The winds blowing from the inland ice were warm; those from the sea were cold, and the switch from the easterly to westerly winds of moderate strength was often very rapid, and was accompanied by an equally rapid change in the humidity. The winds from the plateau were much drier than those from the sea.
We should have avoided writing "up valley and down valley" for the following reason. At the coast-ward end of the Wright Valley the altitude of the valley floor is 1000 feet. In December and January the melt-water from the Wilson Piedmont Glacier forms a considerable river which flows inland for a distance of 25 miles (Is this the longest river in Antarctica?) until it flows Into Lake Vanda, whose altitude is 400 feet.
Further west the valley floor rises slowly over a distance of 10 miles to about 2000 feet, and then more rapidly, over the next six miles, to 7000 feet. No water flows out of Lake Vanda and at present its level seems to remain almost constant, so that the water loss by evaporation must balance the inflow, but in the recent past the lake level has been much higher.
During our seven weeks in the field the two geologists covered about 600 miles on their traverses. We now have a reasonably good idea of the geology of the area.
Naturally, the investigations have not been detailed, but we mapped most of the area well enough so that the specialists, with their particular problems, know what to expect here. The extent of the pre-Cambrian metamorphic basement, and of the younger Beacon sandstones, has been mapped, and the relation of these to the intruded granites and dolerites has been investigated.
Over the last few years many measurements of gravity have been made in the McMurdo Sound area, and a few on the inland ice west of Victoria Land. Such measurements allow one to learn about the stability of the area, page 5 whether or not the land is rising due to the slow removal of the load of ice.
Since the Wright Valley offers an easy route, Bull and Barwick made a 50-mile gravity traverse from McMurdo Sound, over the Wilson Piedmont Glacier and along the valley to within six miles of the plateau. We could not go further in our limited time.
The main results have not been worked out yet, but we did use the gravity readings to determine the ice on the Wilson Piedmont Glacier and the depth of water on Lake Vanda.

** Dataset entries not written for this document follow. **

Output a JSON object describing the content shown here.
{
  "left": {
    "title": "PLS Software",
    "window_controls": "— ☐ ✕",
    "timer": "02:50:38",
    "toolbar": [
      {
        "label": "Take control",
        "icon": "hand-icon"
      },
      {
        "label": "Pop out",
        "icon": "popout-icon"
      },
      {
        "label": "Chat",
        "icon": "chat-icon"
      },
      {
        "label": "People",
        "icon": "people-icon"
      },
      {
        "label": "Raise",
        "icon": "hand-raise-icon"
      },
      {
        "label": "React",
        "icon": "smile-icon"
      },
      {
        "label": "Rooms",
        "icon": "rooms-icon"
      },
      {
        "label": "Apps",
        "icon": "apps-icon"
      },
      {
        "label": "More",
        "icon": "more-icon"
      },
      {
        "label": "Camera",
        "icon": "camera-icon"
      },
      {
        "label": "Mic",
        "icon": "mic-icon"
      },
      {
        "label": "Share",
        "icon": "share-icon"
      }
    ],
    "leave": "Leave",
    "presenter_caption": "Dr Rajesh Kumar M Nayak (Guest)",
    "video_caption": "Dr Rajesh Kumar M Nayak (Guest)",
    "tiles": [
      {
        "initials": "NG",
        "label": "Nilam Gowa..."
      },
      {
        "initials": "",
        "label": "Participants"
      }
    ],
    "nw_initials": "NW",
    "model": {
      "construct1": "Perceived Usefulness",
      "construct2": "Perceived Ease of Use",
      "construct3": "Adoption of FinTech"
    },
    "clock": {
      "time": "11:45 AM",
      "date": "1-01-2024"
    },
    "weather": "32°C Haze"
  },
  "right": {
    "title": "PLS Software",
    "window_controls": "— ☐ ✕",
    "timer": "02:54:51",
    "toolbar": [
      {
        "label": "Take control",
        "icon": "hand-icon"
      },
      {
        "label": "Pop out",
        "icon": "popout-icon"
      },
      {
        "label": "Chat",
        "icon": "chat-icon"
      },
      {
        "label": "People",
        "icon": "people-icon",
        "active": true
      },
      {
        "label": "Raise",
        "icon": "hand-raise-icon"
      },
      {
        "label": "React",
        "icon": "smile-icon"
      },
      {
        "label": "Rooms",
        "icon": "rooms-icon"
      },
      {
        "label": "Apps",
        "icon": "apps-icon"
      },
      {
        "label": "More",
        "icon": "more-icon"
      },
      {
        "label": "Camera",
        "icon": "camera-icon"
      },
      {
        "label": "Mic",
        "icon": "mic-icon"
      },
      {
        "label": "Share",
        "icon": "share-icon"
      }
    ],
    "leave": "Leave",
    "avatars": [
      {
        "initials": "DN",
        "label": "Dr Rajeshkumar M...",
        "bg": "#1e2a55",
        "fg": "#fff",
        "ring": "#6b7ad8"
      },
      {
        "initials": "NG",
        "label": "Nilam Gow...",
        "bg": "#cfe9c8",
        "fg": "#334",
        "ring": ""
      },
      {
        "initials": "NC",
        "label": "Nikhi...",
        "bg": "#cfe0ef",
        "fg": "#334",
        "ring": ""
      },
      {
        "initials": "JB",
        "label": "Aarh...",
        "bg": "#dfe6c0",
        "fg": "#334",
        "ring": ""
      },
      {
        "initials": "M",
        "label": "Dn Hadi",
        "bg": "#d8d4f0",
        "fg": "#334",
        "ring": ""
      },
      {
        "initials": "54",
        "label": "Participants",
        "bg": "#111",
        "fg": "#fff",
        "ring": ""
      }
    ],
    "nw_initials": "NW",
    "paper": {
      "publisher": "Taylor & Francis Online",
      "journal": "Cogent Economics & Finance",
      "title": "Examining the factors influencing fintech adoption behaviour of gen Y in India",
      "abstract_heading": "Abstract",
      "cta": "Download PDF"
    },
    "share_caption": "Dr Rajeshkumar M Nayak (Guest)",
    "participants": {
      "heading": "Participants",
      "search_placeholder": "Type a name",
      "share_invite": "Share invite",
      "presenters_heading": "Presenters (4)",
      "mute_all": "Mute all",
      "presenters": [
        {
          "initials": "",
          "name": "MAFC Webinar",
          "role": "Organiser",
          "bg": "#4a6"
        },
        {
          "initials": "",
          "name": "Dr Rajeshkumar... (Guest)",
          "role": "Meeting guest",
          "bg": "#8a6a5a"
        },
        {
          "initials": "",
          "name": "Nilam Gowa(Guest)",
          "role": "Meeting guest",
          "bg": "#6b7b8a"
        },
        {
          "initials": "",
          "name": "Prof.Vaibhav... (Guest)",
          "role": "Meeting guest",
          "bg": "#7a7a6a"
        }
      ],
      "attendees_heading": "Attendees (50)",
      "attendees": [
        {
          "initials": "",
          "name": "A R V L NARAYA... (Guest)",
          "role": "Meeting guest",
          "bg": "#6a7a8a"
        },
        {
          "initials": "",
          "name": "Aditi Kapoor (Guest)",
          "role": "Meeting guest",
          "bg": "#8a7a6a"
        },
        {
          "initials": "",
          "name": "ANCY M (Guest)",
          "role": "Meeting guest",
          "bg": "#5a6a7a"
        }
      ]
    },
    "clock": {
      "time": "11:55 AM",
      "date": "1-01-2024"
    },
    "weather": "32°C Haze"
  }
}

Along our route the greatest thickness of ice was about 1200 feet, and since the altitude of the top of the glacier was 1400 feet, the bottom here is very little above sea-level. The greatest depth of water in Lake Vanda is about 250 feet.
The most surprising biological findings were many seal carcases along the valley floor, from the coast to 45 miles inland. Seals have been found inland in Antarctica before, but never in such large numbers.

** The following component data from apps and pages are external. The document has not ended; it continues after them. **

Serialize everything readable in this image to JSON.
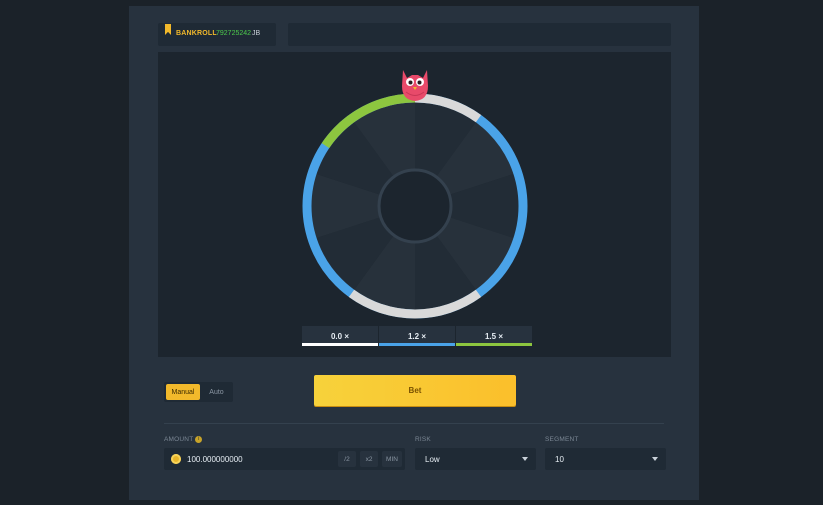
{
  "header": {
    "bankroll_label": "BANKROLL",
    "bankroll_value": "792725242",
    "bankroll_unit": "JB"
  },
  "wheel": {
    "segments": 10,
    "mascot_icon": "owl-icon",
    "colors": {
      "blue": "#4aa3e8",
      "green": "#8dc63f",
      "white": "#d9d9d9",
      "spoke_dark": "#222c36",
      "spoke_light": "#27313b"
    }
  },
  "multipliers": [
    {
      "label": "0.0 ×",
      "color": "#ffffff"
    },
    {
      "label": "1.2 ×",
      "color": "#4aa3e8"
    },
    {
      "label": "1.5 ×",
      "color": "#8dc63f"
    }
  ],
  "controls": {
    "manual_label": "Manual",
    "auto_label": "Auto",
    "bet_label": "Bet",
    "amount_label": "AMOUNT",
    "amount_value": "100.000000000",
    "half_label": "/2",
    "double_label": "x2",
    "min_label": "MIN",
    "risk_label": "RISK",
    "risk_value": "Low",
    "segment_label": "SEGMENT",
    "segment_value": "10"
  },
  "accent_color": "#f2b92b"
}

We found 99. Some were quite recent, and still soft enough to allow post-mortem dissection; others were very old, so that they had been dehydrated and then eroded by wind and sand until only a few bones remained. Lots of interesting problems are posed.

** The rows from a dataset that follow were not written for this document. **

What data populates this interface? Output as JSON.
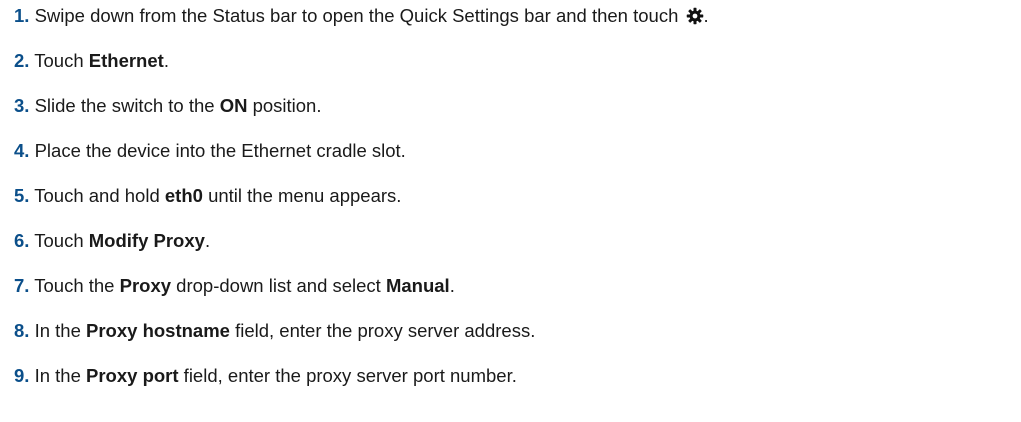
{
  "steps": [
    {
      "num": "1.",
      "text_before": "Swipe down from the Status bar to open the Quick Settings bar and then touch",
      "icon": "gear-icon",
      "text_after": "."
    },
    {
      "num": "2.",
      "pre": "Touch ",
      "bold": "Ethernet",
      "post": "."
    },
    {
      "num": "3.",
      "pre": "Slide the switch to the ",
      "bold": "ON",
      "post": " position."
    },
    {
      "num": "4.",
      "text": "Place the device into the Ethernet cradle slot."
    },
    {
      "num": "5.",
      "pre": "Touch and hold ",
      "bold": "eth0",
      "post": " until the menu appears."
    },
    {
      "num": "6.",
      "pre": "Touch ",
      "bold": "Modify Proxy",
      "post": "."
    },
    {
      "num": "7.",
      "pre": "Touch the ",
      "bold": "Proxy",
      "mid": " drop-down list and select ",
      "bold2": "Manual",
      "post": "."
    },
    {
      "num": "8.",
      "pre": "In the ",
      "bold": "Proxy hostname",
      "post": " field, enter the proxy server address."
    },
    {
      "num": "9.",
      "pre": "In the ",
      "bold": "Proxy port",
      "post": " field, enter the proxy server port number."
    }
  ]
}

How old the seals are we hope to find out from radio-carbon dating of the specimens we brought back. Why do they migrate inland? We do know that they eat on the journey—nothing except sand and gravel—but we don't know how long they take.
Because so much of Dick Barwick's time was taken up in helping with the survey work—we took rounds of angles from 10 points in the dry-valley block and on the coast—he could not devote as much attention to the freshwater biology as it deserved.
But we did collect lichens during these survey journeys, noting, yet another apparent anomaly, that they were confined to areas above about 3500 feet in altitude, and we spent a few days collecting specimens from the small lakes near the base camp.
When the helicopter came at the end of January to take us back to Scott Base we were reluctant to leave. Our seven weeks had been very enjoyable and most rewarding, but in that time we had not been able to do full justice to the scientific potentialities of the dry-valley block.
Other Universitiy parties will, we hope carry on with the work. Ours was a "try-out" expedition and we are pleased that we were able to justfiy the confidence placed in us by the New Zealand and U.S. authorities, by the University, and by the many New Zealand firms who supported us.